Okay, so there’s this thing? Called a sacculina. Don’t google it right now, just trust me, you don’t want diagrams. They’re a family of ‘parasitic castrators’ which latch onto a crab of an appropriate type, wedge their way into the body, connect their bloodstreams to the crab’s, then hijacks the crab’s entire life cycle to make that crab find another crab with the same parasite of the opposite sex. The parasites mate, then make the crab take care of the infant. If the crab doesn’t have the correct sex organs for what the parasites want in their hijacking, they use fake crab hormones to transform the crab.
In several crab populations, this parasite can have an infection rate of 50%. That is, about half the crabs are being puppeteered by crab hoo-hah parasites.
Remember, don’t google these.
There’s uh, there’s a bug? Like you know a pillbug, that kinda bug? They’re called isopods. They’re not quite millipedey, but similar.
Now imagine one the size of your fist in your mouth.
Oh, you don’t have room for that?
Well, what if it made room for it by killing your tongue, so it shrunk down and flaccidly hung in your mouth, deprived of blood that you were now pumping into the isopod that sat in your mouth like it was a carnival stand, and every time you opened wide it waved its little feelers as if to say step right up!

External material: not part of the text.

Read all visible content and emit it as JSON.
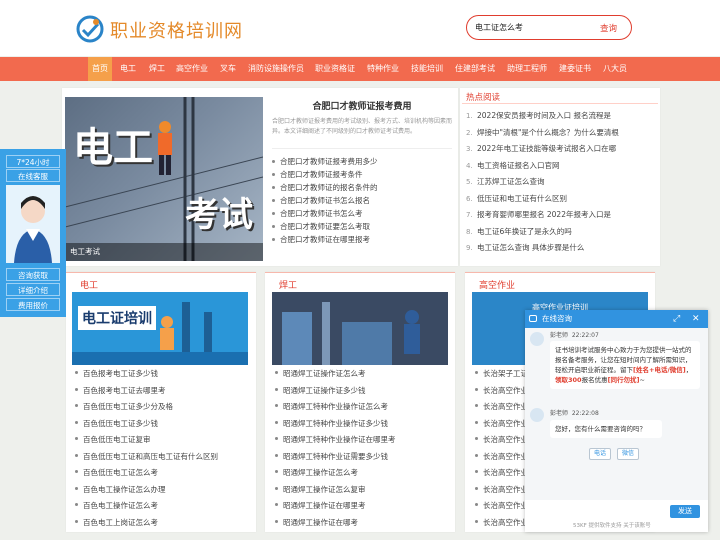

The isopods have eyes.
These are widespread parasites in the waters of the Atlantic. They infest fish only (seriously), going in through the gills, replacing the tongue and then consuming food the host bothers to hunt. And, I can’t stress this enough, they have eyes.
There are fish, who when they open their mouths, you can see their tongues.
And their tongues have eyes.
And they look at you.
All of these things I’ve mentioned are meaninglessly harmless to you and your life. But they are good and spooky, and recognising the interesting variety of the world while also grappling with the ways it makes us feel unsettled is one of the ways horror tells us about ourselves.
tongues got eyes